The morning of the eclipse, we scrambled to the summit of a small volcanic cinder cone called Nohona a Hae — “The Place of Wild Things.” We could see the grasslands below and the firmament above. Michael whined about getting up at 4 a.m. for the 7 a.m. display, but when totality hit — when the moon completely covered the sun and the sun’s halo suddenly appeared — he cheered.
He wasn’t alone. Everyone screamed: The sky had gone crazy. Planets and stars appeared, and the heavens glowed in shades of lapis lazuli with a thin line of sunset shades of orange and pink for 360 degrees along the horizon. The darkness of the moon’s shadow confused animals and plants. Cows headed back to the barn. Day-blooming flowers closed their petals. We felt as though the world had turned upside down — and we could relate to ancient peoples who thought the black dot of the sun meant the end of the world.
Now unabashed total-solar-eclipse junkies, in 1994 we traveled to Chile’s Atacama Desert, where rainfall has never been recorded. After totality we joined a hundred enthusiastic new eclipsophiles spontaneously forming a circle, holding hands, cheering and dancing on the hillside.
Our third eclipse took us to Curaçao in 1998. On our scouting mission the day before, we discovered that our planned viewing site, Christoffel National Park, would be closed the next day to protect the delicate desert from single-minded eclipse gazers. We found a public beach instead, but that morning it rained. To our relief, the sky cleared 20 minutes before totality, and we again experienced the euphoric otherworldliness of an eclipse.
Whether or not the weather cooperates and we can see it this summer, we’ll have fun with our eclipsophile friends.
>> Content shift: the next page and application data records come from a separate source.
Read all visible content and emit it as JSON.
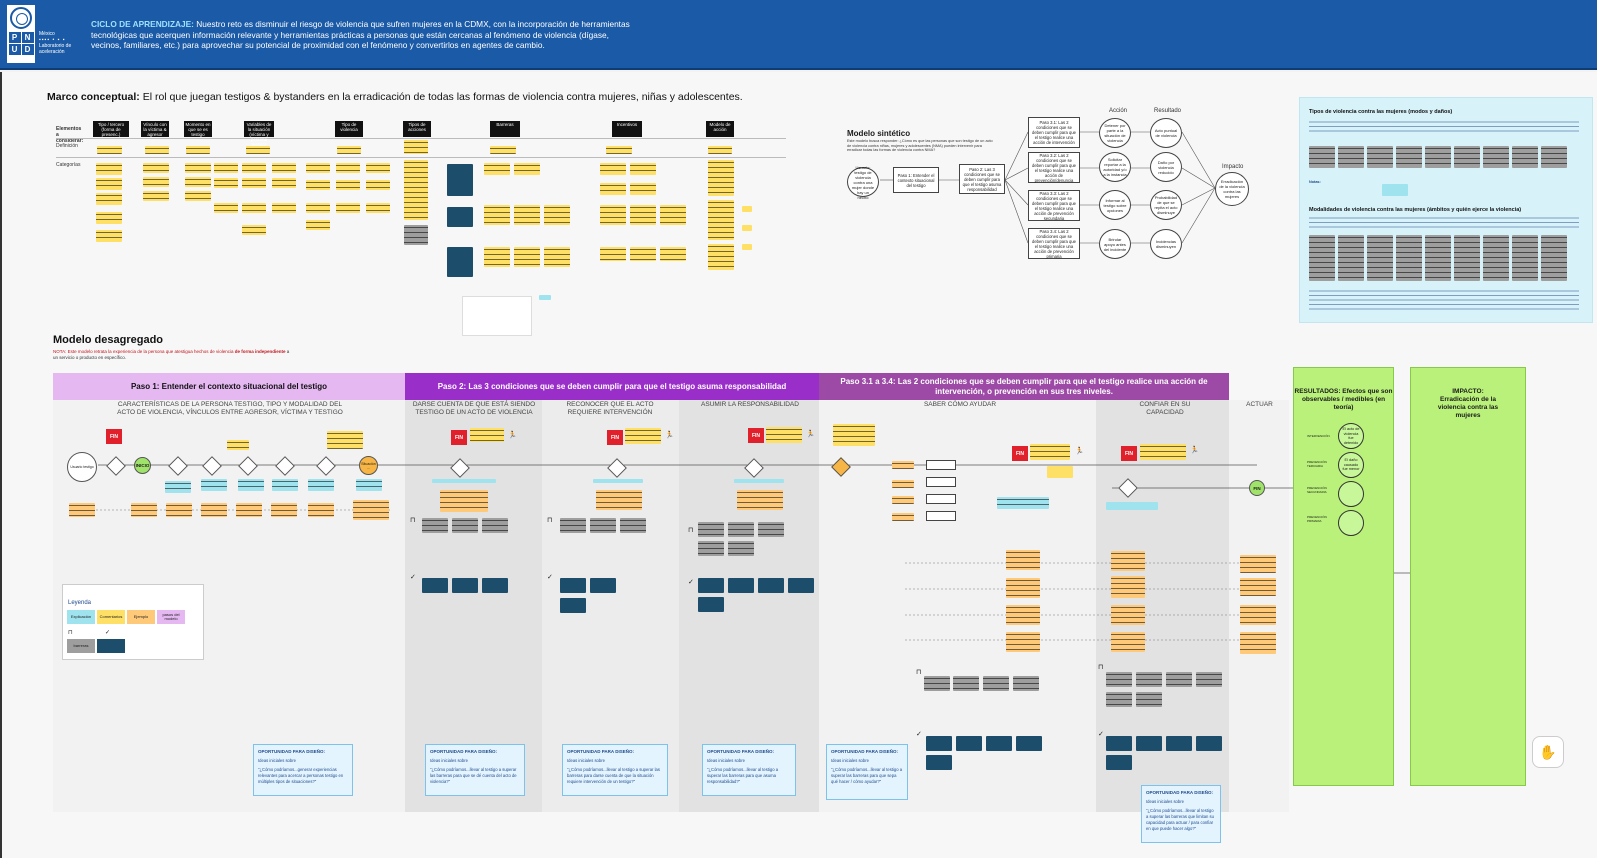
{
  "header": {
    "org_lines": [
      "PNUD",
      "México",
      "Laboratorio de aceleración"
    ],
    "bold_label": "CICLO DE APRENDIZAJE:",
    "text": " Nuestro reto es disminuir el riesgo de violencia que sufren mujeres en la CDMX, con la incorporación de herramientas tecnológicas que acerquen información relevante y herramientas prácticas a personas que están cercanas al fenómeno de violencia (dígase, vecinos, familiares, etc.) para aprovechar su potencial de proximidad con el fenómeno y convertirlos en agentes de cambio."
  },
  "marco": {
    "bold": "Marco conceptual:",
    "rest": " El rol que juegan testigos & bystanders en la erradicación de todas las formas de violencia contra mujeres, niñas y adolescentes.",
    "row_labels": [
      "Elementos a considerar:",
      "Definición",
      "Categorías"
    ],
    "columns": [
      "Tipo / tercero (forma de presenc.)",
      "Vínculo con la víctima & agresor",
      "Momento en que se es testigo",
      "Variables de la situación (víctima y persona testigo)",
      "Tipo de violencia",
      "Tipos de acciones",
      "Barreras",
      "Incentivos",
      "Modelo de acción"
    ]
  },
  "sintetico": {
    "title": "Modelo sintético",
    "desc": "Este modelo busca responder: ¿Cómo es que las personas que son testigo de un acto de violencia contra niñas, mujeres y adolescentes (NMA) pueden intervenir para erradicar todas las formas de violencia contra NMA?",
    "col_accion": "Acción",
    "col_resultado": "Resultado",
    "col_impacto": "Impacto",
    "start": "Usuario: testigo de violencia contra una mujer donde hay un hecho",
    "paso1": "Paso 1: Entender el contexto situacional del testigo",
    "paso2": "Paso 2: Las 3 condiciones que se deben cumplir para que el testigo asuma responsabilidad",
    "pasos3": [
      "Paso 3.1: Las 2 condiciones que se deben cumplir para que el testigo realice una acción de intervención",
      "Paso 3.2: Las 2 condiciones que se deben cumplir para que el testigo realice una acción de prevención/denuncia",
      "Paso 3.3: Las 2 condiciones que se deben cumplir para que el testigo realice una acción de prevención secundaria",
      "Paso 3.4: Las 2 condiciones que se deben cumplir para que el testigo realice una acción de prevención primaria"
    ],
    "acciones": [
      "Detener por parte a la situación de violencia",
      "Solicitar reportar a la autoridad y/o a la instancia",
      "Informar al testigo sobre opciones",
      "Brindar apoyo antes del incidente"
    ],
    "resultados": [
      "Acto puntual de violencia",
      "Daño por violencia reducido",
      "Probabilidad de que se repita el acto disminuye",
      "Incidencias disminuyen"
    ],
    "impacto": "Erradicación de la violencia contra las mujeres"
  },
  "info": {
    "title1": "Tipos de violencia contra las mujeres (modos y daños)",
    "title2": "Modalidades de violencia contra las mujeres (ámbitos y quién ejerce la violencia)",
    "nota": "Notas:"
  },
  "desagregado": {
    "title": "Modelo desagregado",
    "nota_prefix": "NOTA: Este modelo retrata la experiencia de la persona que atestigua hechos de violencia ",
    "nota_red": "de forma independiente",
    "nota_suffix": " a un servicio o producto en específico."
  },
  "phases": [
    {
      "label": "Paso 1: Entender el contexto situacional del testigo",
      "color": "#e5b8f2"
    },
    {
      "label": "Paso 2: Las 3 condiciones que se deben cumplir para que el testigo asuma responsabilidad",
      "color": "#9a2ec9"
    },
    {
      "label": "Paso 3.1 a 3.4: Las 2 condiciones que se deben cumplir para que el testigo realice una acción de intervención, o prevención en sus tres niveles.",
      "color": "#9c4aa6"
    }
  ],
  "lanes": [
    "CARACTERÍSTICAS DE LA PERSONA TESTIGO, TIPO Y MODALIDAD DEL ACTO DE VIOLENCIA, VÍNCULOS ENTRE AGRESOR, VÍCTIMA Y TESTIGO",
    "DARSE CUENTA DE QUE ESTÁ SIENDO TESTIGO DE UN ACTO DE VIOLENCIA",
    "RECONOCER QUE EL ACTO REQUIERE INTERVENCIÓN",
    "ASUMIR LA RESPONSABILIDAD",
    "SABER CÓMO AYUDAR",
    "CONFIAR EN SU CAPACIDAD",
    "ACTUAR"
  ],
  "flow": {
    "fin": "FIN",
    "inicio": "INICIO",
    "situacion": "Situación ...",
    "si": "Sí",
    "no": "No"
  },
  "opportunities": [
    {
      "title": "OPORTUNIDAD PARA DISEÑO:",
      "sub": "Ideas iniciales sobre",
      "q": "\"¿Cómo podríamos...generar experiencias relevantes para acercar a personas testigo en múltiples tipos de situaciones?\""
    },
    {
      "title": "OPORTUNIDAD PARA DISEÑO:",
      "sub": "Ideas iniciales sobre",
      "q": "\"¿Cómo podríamos...llevar al testigo a superar las barreras para que se dé cuenta del acto de violencia?\""
    },
    {
      "title": "OPORTUNIDAD PARA DISEÑO:",
      "sub": "Ideas iniciales sobre",
      "q": "\"¿Cómo podríamos...llevar al testigo a superar las barreras para darse cuenta de que la situación requiere intervención de un testigo?\""
    },
    {
      "title": "OPORTUNIDAD PARA DISEÑO:",
      "sub": "Ideas iniciales sobre",
      "q": "\"¿Cómo podríamos...llevar al testigo a superar las barreras para que asuma responsabilidad?\""
    },
    {
      "title": "OPORTUNIDAD PARA DISEÑO:",
      "sub": "Ideas iniciales sobre",
      "q": "\"¿Cómo podríamos...llevar al testigo a superar las barreras para que sepa qué hacer / cómo ayudar?\""
    },
    {
      "title": "OPORTUNIDAD PARA DISEÑO:",
      "sub": "Ideas iniciales sobre",
      "q": "\"¿Cómo podríamos...llevar al testigo a superar las barreras que limitan su capacidad para actuar / para confiar en que puede hacer algo?\""
    }
  ],
  "resultados": {
    "title": "RESULTADOS: Efectos que son observables / medibles (en teoría)",
    "circles": [
      "El acto de violencia fue detenido",
      "El daño causado fue menor",
      "",
      ""
    ],
    "labels": [
      "INTERVENCIÓN",
      "PREVENCIÓN TERCIARIA",
      "PREVENCIÓN SECUNDARIA",
      "PREVENCIÓN PRIMARIA"
    ]
  },
  "impacto": {
    "title": "IMPACTO: Erradicación de la violencia contra las mujeres"
  },
  "legend": {
    "title": "Leyenda",
    "items": [
      "Explicación",
      "Comentarios",
      "Ejemplo",
      "pasos del modelo",
      "barreras",
      ""
    ]
  },
  "colors": {
    "header": "#1a5aa6",
    "yellow": "#ffe066",
    "orange": "#ffc97a",
    "cyan": "#9fe3ef",
    "navy": "#1c4e6b",
    "green": "#b9f17a",
    "red": "#e0202a"
  },
  "icons": [
    "un-emblem-icon",
    "hand-icon",
    "runner-icon",
    "barrier-icon",
    "check-icon"
  ]
}
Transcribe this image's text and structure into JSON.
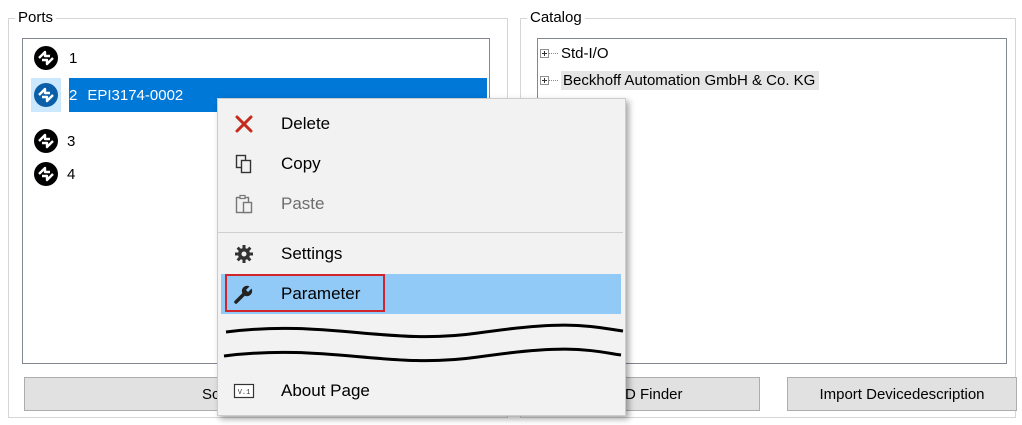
{
  "ports": {
    "title": "Ports",
    "items": [
      {
        "num": "1",
        "name": ""
      },
      {
        "num": "2",
        "name": "EPI3174-0002"
      },
      {
        "num": "3",
        "name": ""
      },
      {
        "num": "4",
        "name": ""
      }
    ],
    "button_label": "Sc"
  },
  "catalog": {
    "title": "Catalog",
    "items": [
      {
        "label": "Std-I/O"
      },
      {
        "label": "Beckhoff Automation GmbH & Co. KG"
      }
    ],
    "finder_label": "D Finder",
    "import_label": "Import Devicedescription"
  },
  "context_menu": {
    "items": [
      {
        "label": "Delete",
        "icon": "delete-x-icon",
        "color": "#c42b1c"
      },
      {
        "label": "Copy",
        "icon": "copy-icon"
      },
      {
        "label": "Paste",
        "icon": "paste-icon"
      },
      {
        "label": "Settings",
        "icon": "gear-icon"
      },
      {
        "label": "Parameter",
        "icon": "wrench-icon"
      },
      {
        "label": "About Page",
        "icon": "about-icon",
        "icon_text": "V.1"
      }
    ]
  },
  "colors": {
    "selection": "#0078d7",
    "menu_hover": "#91c9f7",
    "highlight_border": "#d0262b"
  }
}
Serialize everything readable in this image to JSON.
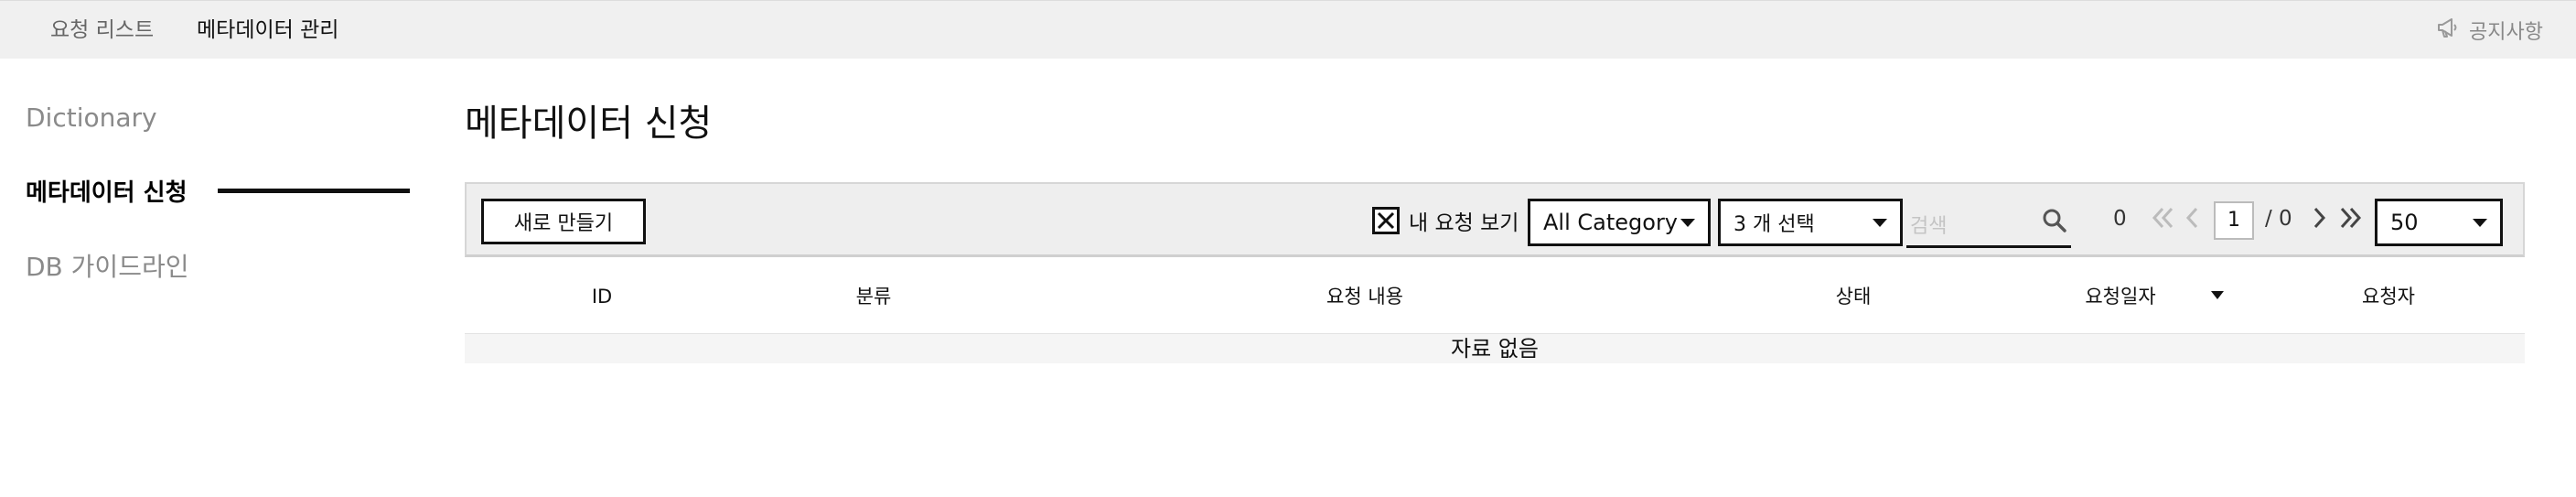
{
  "topbar": {
    "tabs": [
      {
        "label": "요청 리스트"
      },
      {
        "label": "메타데이터 관리"
      }
    ],
    "notice_label": "공지사항",
    "notice_icon": "megaphone-icon"
  },
  "sidebar": {
    "items": [
      {
        "label": "Dictionary",
        "active": false
      },
      {
        "label": "메타데이터 신청",
        "active": true
      },
      {
        "label": "DB 가이드라인",
        "active": false
      }
    ]
  },
  "main": {
    "title": "메타데이터 신청",
    "toolbar": {
      "new_button_label": "새로 만들기",
      "my_requests_label": "내 요청 보기",
      "my_requests_checked": true,
      "category_select_value": "All Category",
      "status_select_value": "3 개 선택",
      "search_placeholder": "검색",
      "total_count": "0",
      "current_page": "1",
      "page_total": "/ 0",
      "page_size_value": "50"
    },
    "table": {
      "columns": [
        "ID",
        "분류",
        "요청 내용",
        "상태",
        "요청일자",
        "요청자"
      ],
      "empty_text": "자료 없음"
    }
  },
  "colors": {
    "topbar_bg": "#f0f0f0",
    "toolbar_bg": "#eeeeee",
    "text_primary": "#111111",
    "text_muted": "#8a8a8a"
  }
}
It'll be a great chance to plan our upcoming total-eclipse trips: 2019 in Chile and 2020 in Argentina.
April Orcutt is a writer and eclipse junkie based in California.